Data to use:
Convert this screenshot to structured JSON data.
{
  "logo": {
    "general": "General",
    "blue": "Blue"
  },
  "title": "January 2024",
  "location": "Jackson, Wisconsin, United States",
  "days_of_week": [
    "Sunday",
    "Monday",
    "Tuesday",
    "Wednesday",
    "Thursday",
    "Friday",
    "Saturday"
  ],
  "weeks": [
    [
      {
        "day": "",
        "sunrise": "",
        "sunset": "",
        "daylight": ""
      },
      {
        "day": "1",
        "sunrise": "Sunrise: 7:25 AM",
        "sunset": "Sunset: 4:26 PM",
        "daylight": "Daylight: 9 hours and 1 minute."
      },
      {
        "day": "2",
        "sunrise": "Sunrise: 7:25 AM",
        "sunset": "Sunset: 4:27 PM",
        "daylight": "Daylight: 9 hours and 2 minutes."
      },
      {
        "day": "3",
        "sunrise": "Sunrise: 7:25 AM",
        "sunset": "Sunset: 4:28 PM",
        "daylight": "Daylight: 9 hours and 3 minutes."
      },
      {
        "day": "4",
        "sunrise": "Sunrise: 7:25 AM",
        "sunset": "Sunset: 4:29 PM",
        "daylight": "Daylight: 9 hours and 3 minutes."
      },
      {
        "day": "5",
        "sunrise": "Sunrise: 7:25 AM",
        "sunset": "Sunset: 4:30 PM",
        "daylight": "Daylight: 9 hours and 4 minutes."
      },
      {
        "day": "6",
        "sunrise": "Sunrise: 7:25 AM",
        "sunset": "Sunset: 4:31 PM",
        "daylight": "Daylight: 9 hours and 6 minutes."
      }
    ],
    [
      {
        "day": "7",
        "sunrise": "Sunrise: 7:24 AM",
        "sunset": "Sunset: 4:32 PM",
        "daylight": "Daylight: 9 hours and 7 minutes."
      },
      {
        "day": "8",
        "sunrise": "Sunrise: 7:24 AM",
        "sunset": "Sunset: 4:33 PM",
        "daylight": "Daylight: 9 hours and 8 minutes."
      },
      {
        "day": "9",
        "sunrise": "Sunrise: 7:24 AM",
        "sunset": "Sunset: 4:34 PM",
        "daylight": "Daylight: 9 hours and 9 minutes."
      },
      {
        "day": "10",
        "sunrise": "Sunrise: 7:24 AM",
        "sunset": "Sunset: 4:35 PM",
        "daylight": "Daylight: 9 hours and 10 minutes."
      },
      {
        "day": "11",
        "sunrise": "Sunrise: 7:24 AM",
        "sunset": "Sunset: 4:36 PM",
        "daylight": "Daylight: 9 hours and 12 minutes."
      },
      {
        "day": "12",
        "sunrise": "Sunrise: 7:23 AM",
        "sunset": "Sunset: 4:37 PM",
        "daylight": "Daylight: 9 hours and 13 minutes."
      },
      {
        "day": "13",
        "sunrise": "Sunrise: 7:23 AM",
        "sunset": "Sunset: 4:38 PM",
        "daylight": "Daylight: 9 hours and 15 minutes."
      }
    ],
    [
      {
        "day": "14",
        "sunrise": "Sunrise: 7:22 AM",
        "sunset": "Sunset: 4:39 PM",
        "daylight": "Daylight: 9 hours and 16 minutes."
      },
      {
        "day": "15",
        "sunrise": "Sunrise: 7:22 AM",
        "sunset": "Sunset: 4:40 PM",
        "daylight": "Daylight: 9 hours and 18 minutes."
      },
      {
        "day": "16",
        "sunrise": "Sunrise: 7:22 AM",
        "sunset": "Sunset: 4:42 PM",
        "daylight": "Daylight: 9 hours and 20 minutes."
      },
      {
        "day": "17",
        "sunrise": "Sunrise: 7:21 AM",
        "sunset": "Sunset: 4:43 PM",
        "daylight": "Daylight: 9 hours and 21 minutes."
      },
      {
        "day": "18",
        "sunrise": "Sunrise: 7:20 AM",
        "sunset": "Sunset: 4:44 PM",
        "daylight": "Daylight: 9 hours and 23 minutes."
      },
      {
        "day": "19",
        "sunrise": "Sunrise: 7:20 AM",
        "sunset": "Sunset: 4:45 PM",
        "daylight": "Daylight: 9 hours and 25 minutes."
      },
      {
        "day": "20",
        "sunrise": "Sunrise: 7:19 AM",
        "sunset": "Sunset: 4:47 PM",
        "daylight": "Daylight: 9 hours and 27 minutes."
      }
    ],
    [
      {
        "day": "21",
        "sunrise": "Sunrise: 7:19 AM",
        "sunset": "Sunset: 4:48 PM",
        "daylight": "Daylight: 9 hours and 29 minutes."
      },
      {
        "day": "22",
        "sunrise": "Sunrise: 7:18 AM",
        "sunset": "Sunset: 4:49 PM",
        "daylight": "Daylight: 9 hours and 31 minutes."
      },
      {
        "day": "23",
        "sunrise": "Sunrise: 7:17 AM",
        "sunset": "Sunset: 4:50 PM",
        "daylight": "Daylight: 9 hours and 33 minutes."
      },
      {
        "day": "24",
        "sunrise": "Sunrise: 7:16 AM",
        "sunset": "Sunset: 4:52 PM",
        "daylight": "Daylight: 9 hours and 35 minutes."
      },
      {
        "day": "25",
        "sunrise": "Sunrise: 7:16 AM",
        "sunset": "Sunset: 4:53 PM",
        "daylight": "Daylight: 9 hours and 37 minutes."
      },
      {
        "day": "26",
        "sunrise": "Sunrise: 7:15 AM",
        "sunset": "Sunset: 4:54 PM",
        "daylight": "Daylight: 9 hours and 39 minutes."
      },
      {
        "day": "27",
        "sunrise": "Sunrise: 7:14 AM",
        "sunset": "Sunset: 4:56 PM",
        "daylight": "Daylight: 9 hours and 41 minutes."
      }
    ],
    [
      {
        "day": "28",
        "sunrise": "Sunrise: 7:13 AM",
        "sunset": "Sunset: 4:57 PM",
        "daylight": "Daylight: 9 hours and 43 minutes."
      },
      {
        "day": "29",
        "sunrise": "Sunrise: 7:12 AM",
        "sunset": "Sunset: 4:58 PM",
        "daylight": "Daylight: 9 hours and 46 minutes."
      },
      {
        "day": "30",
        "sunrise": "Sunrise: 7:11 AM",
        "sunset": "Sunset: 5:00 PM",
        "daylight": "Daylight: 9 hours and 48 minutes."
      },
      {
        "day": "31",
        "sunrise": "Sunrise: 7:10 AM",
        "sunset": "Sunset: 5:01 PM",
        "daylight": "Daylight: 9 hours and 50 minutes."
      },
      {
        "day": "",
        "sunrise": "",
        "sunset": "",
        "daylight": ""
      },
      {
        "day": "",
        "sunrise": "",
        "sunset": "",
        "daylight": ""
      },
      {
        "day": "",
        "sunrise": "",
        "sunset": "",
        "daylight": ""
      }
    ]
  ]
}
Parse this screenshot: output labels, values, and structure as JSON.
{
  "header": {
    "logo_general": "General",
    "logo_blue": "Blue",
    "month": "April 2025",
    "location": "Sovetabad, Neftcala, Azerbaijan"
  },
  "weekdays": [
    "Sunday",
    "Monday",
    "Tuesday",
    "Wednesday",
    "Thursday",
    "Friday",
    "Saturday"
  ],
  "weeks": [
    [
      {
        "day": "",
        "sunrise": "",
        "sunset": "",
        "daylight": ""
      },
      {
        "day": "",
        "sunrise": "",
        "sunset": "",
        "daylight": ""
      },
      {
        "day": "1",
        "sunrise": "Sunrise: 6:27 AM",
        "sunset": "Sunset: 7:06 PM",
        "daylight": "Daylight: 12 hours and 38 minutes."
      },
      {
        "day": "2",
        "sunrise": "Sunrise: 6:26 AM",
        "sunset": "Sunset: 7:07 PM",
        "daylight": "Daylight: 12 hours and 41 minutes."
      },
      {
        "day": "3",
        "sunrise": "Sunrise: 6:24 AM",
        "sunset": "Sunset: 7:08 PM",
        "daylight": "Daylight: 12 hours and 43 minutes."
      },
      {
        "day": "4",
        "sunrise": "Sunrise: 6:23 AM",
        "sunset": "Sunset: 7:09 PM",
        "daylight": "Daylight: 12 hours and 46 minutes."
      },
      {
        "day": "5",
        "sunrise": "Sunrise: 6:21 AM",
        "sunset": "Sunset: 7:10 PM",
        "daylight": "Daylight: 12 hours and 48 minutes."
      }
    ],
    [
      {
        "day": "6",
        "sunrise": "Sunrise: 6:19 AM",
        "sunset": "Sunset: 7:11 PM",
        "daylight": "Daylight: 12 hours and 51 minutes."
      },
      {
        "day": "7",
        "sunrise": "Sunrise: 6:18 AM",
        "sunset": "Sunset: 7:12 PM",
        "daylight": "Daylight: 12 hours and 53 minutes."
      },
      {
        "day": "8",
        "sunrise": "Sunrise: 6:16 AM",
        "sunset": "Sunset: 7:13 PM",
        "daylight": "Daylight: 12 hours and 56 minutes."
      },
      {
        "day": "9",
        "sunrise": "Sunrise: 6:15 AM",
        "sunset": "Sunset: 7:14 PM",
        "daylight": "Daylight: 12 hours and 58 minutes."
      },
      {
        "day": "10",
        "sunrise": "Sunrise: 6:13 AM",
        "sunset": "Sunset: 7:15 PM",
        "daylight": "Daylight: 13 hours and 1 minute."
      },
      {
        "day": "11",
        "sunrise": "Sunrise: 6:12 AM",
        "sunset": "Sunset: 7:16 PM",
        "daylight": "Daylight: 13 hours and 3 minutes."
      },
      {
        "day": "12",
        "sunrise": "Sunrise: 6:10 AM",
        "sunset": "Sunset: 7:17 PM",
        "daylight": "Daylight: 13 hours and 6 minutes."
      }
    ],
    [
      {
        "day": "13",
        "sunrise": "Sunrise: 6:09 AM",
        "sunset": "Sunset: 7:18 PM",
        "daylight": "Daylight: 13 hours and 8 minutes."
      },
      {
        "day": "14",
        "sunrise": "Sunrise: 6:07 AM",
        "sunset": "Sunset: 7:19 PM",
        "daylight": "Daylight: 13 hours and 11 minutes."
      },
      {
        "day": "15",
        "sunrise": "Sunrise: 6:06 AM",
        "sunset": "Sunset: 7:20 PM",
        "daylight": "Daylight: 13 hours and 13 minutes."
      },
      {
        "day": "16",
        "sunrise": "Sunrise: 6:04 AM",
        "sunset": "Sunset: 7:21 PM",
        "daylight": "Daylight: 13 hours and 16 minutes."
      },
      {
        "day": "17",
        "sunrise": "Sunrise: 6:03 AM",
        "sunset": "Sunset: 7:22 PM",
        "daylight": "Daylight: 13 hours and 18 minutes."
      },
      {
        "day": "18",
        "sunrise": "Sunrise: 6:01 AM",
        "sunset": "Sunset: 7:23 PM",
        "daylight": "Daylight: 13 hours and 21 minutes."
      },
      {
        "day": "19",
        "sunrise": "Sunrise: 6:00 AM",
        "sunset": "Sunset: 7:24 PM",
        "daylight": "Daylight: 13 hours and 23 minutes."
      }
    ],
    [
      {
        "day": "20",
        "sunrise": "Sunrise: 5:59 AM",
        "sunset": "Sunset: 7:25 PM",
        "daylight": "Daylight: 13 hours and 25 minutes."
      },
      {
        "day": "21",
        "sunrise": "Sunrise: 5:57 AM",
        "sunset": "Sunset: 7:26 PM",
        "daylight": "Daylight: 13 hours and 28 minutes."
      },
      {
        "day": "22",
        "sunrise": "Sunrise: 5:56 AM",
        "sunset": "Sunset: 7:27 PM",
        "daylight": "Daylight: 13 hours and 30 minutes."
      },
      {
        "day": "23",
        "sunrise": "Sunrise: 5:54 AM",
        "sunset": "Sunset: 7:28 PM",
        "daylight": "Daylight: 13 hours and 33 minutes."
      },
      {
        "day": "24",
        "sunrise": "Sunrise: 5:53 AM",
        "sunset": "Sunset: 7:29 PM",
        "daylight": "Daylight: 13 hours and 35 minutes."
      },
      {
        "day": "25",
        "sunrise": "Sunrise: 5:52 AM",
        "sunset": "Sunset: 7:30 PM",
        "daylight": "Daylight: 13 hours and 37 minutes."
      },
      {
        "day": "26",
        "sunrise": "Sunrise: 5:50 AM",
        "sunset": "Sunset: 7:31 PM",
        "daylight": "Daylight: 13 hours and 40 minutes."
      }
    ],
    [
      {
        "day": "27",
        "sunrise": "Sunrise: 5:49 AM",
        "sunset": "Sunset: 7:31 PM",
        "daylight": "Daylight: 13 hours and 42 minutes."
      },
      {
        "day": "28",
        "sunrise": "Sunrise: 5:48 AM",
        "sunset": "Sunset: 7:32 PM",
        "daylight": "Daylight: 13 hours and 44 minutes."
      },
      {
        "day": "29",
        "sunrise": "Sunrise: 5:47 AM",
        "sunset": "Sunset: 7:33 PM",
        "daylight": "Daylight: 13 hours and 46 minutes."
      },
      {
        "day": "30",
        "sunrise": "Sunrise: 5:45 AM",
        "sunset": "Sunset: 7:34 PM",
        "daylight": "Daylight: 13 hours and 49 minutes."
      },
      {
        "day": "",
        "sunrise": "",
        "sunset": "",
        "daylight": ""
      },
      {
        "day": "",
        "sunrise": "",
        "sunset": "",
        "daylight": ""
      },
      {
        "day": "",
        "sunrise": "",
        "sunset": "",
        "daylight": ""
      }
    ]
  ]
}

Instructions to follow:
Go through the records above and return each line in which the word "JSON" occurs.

Answer section:
Convert this screenshot to structured JSON data.
Parse this screenshot: output labels, values, and structure as JSON.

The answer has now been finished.